Your task: Could you say how many lines in the entries contain the string "Dados"? Give only that number.

Items from an interface collection

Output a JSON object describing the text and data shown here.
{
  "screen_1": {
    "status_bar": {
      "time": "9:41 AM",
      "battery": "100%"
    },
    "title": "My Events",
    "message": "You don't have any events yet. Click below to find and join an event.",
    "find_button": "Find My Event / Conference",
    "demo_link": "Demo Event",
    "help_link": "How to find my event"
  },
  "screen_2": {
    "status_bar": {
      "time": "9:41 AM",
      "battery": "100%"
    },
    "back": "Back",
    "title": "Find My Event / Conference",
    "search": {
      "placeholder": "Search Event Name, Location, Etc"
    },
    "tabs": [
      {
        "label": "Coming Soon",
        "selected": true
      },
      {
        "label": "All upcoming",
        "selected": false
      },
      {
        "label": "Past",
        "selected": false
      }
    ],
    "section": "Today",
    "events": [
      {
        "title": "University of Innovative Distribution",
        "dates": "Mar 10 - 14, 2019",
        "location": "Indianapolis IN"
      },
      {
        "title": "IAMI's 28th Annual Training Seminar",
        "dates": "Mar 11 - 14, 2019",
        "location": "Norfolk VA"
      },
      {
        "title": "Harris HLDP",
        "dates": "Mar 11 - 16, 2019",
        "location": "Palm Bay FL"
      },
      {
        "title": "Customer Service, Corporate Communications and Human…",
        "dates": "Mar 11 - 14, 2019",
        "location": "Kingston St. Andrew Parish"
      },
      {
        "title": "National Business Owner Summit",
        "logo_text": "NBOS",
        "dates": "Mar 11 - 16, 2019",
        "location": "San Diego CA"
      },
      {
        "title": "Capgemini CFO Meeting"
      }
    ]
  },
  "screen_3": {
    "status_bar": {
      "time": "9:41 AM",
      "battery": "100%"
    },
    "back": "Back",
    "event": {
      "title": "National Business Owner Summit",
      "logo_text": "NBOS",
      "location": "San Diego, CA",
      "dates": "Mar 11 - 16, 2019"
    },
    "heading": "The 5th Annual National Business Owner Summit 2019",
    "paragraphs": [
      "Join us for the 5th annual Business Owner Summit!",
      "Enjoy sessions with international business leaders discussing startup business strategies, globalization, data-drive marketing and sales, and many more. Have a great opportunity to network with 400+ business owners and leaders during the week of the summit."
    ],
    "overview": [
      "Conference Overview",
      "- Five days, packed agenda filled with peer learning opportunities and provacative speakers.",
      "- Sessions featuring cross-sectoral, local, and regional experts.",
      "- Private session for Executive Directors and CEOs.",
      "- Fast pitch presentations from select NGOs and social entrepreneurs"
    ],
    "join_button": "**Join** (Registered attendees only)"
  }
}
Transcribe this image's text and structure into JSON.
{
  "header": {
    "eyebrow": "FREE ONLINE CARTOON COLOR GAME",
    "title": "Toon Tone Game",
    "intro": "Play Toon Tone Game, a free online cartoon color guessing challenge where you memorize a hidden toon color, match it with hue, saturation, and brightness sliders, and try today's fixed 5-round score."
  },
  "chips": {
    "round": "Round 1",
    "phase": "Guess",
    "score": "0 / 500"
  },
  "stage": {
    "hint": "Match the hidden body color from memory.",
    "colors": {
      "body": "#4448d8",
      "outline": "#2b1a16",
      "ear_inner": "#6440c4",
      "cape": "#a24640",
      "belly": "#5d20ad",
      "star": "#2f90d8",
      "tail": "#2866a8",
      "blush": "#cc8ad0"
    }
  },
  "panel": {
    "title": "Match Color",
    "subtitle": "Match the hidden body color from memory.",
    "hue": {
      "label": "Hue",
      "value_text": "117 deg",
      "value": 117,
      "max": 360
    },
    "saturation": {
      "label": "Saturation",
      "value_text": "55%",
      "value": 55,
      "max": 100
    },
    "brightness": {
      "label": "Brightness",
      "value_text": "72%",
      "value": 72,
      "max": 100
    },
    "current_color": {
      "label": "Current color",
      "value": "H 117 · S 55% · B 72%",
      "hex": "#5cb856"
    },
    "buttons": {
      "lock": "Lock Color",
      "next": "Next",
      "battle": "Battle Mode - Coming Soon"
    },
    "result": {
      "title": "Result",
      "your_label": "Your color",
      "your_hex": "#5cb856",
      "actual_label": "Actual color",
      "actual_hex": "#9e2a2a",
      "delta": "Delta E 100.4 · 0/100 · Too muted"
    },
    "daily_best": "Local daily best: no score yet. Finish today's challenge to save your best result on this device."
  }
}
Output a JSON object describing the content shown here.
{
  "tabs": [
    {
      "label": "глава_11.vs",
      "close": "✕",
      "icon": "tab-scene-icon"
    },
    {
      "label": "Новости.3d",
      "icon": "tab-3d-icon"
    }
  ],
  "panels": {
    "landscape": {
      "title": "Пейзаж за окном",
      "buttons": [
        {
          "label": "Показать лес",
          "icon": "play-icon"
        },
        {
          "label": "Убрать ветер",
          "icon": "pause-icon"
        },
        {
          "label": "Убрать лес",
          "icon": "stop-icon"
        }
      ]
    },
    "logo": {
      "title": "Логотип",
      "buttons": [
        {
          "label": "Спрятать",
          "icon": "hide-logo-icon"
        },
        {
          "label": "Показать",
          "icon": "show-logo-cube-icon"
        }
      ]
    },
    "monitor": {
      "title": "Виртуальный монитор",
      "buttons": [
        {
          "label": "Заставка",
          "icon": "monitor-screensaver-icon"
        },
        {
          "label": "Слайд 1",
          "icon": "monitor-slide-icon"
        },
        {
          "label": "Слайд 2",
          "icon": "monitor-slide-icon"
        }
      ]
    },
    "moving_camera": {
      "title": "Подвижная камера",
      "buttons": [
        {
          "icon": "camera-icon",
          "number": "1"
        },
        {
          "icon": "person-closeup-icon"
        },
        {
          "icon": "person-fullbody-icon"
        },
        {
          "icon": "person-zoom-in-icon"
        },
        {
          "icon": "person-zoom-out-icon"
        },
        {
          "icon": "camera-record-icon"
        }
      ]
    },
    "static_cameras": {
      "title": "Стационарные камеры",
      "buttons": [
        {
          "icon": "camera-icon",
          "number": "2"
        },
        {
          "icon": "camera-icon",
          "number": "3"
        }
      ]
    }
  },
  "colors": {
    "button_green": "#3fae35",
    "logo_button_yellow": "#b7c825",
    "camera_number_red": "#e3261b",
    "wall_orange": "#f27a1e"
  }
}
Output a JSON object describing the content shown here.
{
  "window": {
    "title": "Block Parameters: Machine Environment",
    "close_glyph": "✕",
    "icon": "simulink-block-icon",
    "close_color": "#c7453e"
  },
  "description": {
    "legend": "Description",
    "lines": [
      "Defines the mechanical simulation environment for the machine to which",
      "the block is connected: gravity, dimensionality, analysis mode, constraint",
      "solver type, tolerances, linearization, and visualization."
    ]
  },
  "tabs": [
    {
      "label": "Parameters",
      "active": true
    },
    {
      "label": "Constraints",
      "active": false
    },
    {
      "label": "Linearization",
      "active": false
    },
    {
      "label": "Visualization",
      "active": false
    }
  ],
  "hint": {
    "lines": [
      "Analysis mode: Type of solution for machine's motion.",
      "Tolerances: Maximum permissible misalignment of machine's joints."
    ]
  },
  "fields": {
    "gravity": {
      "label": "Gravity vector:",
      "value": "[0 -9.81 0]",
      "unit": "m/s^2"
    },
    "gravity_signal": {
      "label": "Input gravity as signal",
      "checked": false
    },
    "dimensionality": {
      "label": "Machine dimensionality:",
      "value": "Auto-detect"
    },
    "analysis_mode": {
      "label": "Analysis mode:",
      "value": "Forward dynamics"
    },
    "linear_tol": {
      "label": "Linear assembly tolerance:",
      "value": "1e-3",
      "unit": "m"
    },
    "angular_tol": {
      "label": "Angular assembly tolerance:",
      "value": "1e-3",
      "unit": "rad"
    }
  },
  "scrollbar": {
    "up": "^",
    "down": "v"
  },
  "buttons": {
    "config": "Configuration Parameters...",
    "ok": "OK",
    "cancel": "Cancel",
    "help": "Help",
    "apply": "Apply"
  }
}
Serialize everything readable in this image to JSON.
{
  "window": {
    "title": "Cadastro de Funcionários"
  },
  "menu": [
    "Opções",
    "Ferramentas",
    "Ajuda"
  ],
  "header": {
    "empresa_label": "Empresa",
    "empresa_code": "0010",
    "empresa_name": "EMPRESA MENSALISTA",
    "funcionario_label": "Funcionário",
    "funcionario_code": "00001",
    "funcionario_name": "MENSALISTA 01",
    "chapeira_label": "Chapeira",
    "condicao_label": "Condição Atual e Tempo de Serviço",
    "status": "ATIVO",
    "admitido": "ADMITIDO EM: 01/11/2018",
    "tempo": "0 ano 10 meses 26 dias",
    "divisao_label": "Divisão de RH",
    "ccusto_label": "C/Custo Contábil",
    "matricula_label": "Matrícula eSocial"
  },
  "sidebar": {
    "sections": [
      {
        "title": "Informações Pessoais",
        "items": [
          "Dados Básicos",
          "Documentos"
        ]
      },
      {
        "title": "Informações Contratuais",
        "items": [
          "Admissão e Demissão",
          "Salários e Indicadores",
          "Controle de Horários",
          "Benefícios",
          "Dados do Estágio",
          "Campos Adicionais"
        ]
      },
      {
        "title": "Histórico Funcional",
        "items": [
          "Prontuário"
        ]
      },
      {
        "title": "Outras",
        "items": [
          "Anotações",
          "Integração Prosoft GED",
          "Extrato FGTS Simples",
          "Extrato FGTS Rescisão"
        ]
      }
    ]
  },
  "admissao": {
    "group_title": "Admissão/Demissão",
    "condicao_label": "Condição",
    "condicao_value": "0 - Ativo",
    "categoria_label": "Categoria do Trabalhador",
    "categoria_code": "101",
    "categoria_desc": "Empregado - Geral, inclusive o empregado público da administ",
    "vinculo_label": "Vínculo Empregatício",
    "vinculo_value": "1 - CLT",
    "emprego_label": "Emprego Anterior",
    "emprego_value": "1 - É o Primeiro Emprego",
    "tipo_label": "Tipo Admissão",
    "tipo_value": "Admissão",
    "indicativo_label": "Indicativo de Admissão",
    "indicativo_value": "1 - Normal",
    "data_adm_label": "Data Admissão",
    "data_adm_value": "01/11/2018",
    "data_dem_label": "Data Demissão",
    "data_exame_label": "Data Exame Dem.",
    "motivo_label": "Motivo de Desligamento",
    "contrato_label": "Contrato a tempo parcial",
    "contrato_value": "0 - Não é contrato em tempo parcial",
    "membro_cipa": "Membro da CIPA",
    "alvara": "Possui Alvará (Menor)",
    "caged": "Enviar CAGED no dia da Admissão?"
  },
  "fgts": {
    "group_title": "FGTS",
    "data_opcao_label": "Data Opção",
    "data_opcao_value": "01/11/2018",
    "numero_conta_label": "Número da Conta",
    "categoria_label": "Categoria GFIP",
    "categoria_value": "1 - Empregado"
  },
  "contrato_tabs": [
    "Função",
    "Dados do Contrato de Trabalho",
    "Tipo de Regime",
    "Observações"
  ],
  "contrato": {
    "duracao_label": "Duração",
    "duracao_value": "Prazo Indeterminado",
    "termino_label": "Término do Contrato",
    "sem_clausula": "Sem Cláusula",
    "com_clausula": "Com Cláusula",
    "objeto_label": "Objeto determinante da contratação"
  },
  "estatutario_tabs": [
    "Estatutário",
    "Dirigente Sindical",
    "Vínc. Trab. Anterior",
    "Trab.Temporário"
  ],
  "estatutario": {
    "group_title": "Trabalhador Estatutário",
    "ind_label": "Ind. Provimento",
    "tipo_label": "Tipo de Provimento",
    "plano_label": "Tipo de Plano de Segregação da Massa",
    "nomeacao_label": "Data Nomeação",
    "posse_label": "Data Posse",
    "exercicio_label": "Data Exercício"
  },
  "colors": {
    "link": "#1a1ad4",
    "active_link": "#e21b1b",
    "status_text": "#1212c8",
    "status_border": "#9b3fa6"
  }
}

Worked solution: 3